As expected, Kevin Blackwell named an unchanged side for the third game running with the recently formed
front pairing of Brian Deane and Brett Ormerod looking to break their goalscoring duck.
United's mean defence has only conceded one goal in the past four games and the main threat to that
record will be Cardiff's Peter Thorne who has scored three goals in the past four games.
The game kicked-off with both sets of supporters barracking each other to create an atmosphere that
was certainly more hostile than Leeds have experienced anywhere else on their travels this season.
The opening few minutes on the pitch were without incident, a few free-kicks against Leeds but neither
keeper had been called into action.
On 11 minutes a Chris Barker cross was deflected behind by Clarke Carlisle, but there were deafening
calls for handball against the defender who had conceded a penalty against Crewe for that offence a fortnight ago. This time
he survived and so did Leeds as they dealt comfortably with the corner kick.
A tense atmosphere at Ninian Park became even more charged when the game saw its first yellow card
after only quarter of an hour of play. England under-21 captain Gary O'Neill had his ankle tapped by Sean Gregan as he tried
to go through on goal and United's new recruit found himself in referee Phil Crossley's notebook.
Five minutes later and the crowd were off their seats again as a penalty was awarded against Stephen
Crainey after he was judged to have brought down Jobi McAnuff just inside the area. The Leeds players protested heavily
against the decision but they were to escape thanks to the brilliance of keeper Neil Sullivan.
Former Middlesbrough striker Andy Campbell stepped up to take the spot-kick but his poor penalty was
saved by Sullivan's legs and the loose ball hacked behind to safety. It was the Scottish international's second penalty
save of the season for United.
Just before the half hour mark Jermaine Wright was booked for dissent and
the free-kick was brought forward ten yards, but it made little difference for Cardiff as they blasted the ball high and wide.
Leeds then created their first real opening of the afternoon and would have taken the lead but for
a late intervention. Wright's cross was met with a firm header in the centre of the area by Clarke Carlisle but the defender
was denied his second goal of the season when it was cleared off the line by the Bluebirds loan signing Darren Williams.
It was an excellent chance right in front of the visiting Leeds fans and offered a clue as to where
United might find some reward in front of goal this afternoon.
With the scores still deadlocked at half-time, Leeds
were in the same position they were in at Sheffield United when similarly they had been hardly troubled in the first half,
yet on that afternoon they failed to perform in the second and Blackwell would have been out to make sure the same did not
Shortly after the restart Leeds passed up a chance to take the lead. Crainey played a ball forward
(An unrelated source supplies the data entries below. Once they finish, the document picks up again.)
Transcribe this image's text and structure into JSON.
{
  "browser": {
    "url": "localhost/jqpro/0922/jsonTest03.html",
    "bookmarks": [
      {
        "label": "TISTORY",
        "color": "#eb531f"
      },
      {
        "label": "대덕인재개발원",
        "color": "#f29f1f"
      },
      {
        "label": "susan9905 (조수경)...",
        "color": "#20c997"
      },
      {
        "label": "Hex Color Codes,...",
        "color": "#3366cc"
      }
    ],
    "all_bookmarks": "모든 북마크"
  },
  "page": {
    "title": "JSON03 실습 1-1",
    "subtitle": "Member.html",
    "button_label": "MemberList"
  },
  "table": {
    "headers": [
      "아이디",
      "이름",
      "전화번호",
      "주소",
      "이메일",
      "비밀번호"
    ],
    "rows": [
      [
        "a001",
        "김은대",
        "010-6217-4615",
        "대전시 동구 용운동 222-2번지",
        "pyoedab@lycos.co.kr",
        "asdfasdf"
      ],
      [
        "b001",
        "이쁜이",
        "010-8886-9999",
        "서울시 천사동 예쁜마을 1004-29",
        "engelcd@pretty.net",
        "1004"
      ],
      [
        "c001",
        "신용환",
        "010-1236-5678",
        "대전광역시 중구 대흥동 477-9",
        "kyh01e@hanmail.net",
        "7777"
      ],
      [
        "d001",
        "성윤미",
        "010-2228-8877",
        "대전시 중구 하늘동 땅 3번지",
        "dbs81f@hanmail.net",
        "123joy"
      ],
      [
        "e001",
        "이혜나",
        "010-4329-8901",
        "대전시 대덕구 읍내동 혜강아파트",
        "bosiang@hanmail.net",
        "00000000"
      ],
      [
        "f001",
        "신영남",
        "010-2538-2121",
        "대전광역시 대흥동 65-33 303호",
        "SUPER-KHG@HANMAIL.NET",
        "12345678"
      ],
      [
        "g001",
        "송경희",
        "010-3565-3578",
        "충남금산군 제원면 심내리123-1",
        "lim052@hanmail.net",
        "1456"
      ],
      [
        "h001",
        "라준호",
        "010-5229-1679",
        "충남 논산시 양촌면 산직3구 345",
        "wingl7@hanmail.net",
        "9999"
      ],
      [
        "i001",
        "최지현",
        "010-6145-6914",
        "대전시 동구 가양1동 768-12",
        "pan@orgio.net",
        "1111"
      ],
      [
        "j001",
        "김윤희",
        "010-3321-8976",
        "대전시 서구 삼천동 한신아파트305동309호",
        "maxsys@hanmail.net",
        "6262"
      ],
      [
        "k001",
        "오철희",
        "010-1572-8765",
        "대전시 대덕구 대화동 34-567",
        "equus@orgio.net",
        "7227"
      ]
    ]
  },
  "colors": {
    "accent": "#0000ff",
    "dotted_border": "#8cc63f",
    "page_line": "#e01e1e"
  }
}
that enabled Wright to go forward down the left, he crossed it into the centre where Ormerod came in unmarked but sliced the
ball well wide of the target after snatching at the shot. It was another good chance gone begging.
The homeside threatened early on too when Parry turned inside the area and shot, but the effort was
blocked by Carlisle and the same man then blasted the ball just over Sullivan's goal. McAnuff then hit a shot well wide
after breaking through
Kevin Blackwell made changes just after the hour mark, first bringing on Julian Joachim for Frazer
Richardson and then, two minutes later, bringing on Michael Ricketts in place of Deane.
Whilst the changes gave Leeds fresh attacking impetus, it was at the back where attention was needed
when slack defending saw Cardiff carve open the game's best chance. Parry hit a low shot from distance into the penalty area
and it was flicked goalwards by Campbell but this time the woodwork rescued Leeds. It had been a terrible miss
for the Cardiff striker and a real let-off for the Whites.
The last ten minutes saw United survive a number of very close scares as the home side turned up the
heat a little and gave the defence a severe examination.
First substitute Cameron Jerome had a header tipped onto the underside of the bar by Sullivan and then
McAnuff took a pot-shot from distance and hit the bar. Sullivan was forced to spread himself wide to keep out the loose ball,
but there was no denying that Leeds were indebted to the woodwork for saving them a point.
Leeds had survived the stiffest of challenges with a little bit of luck and of the eleven league games
played so far this season, they've kept six clean sheets. A statistic that proves United are building from the back
as they plot their recovery.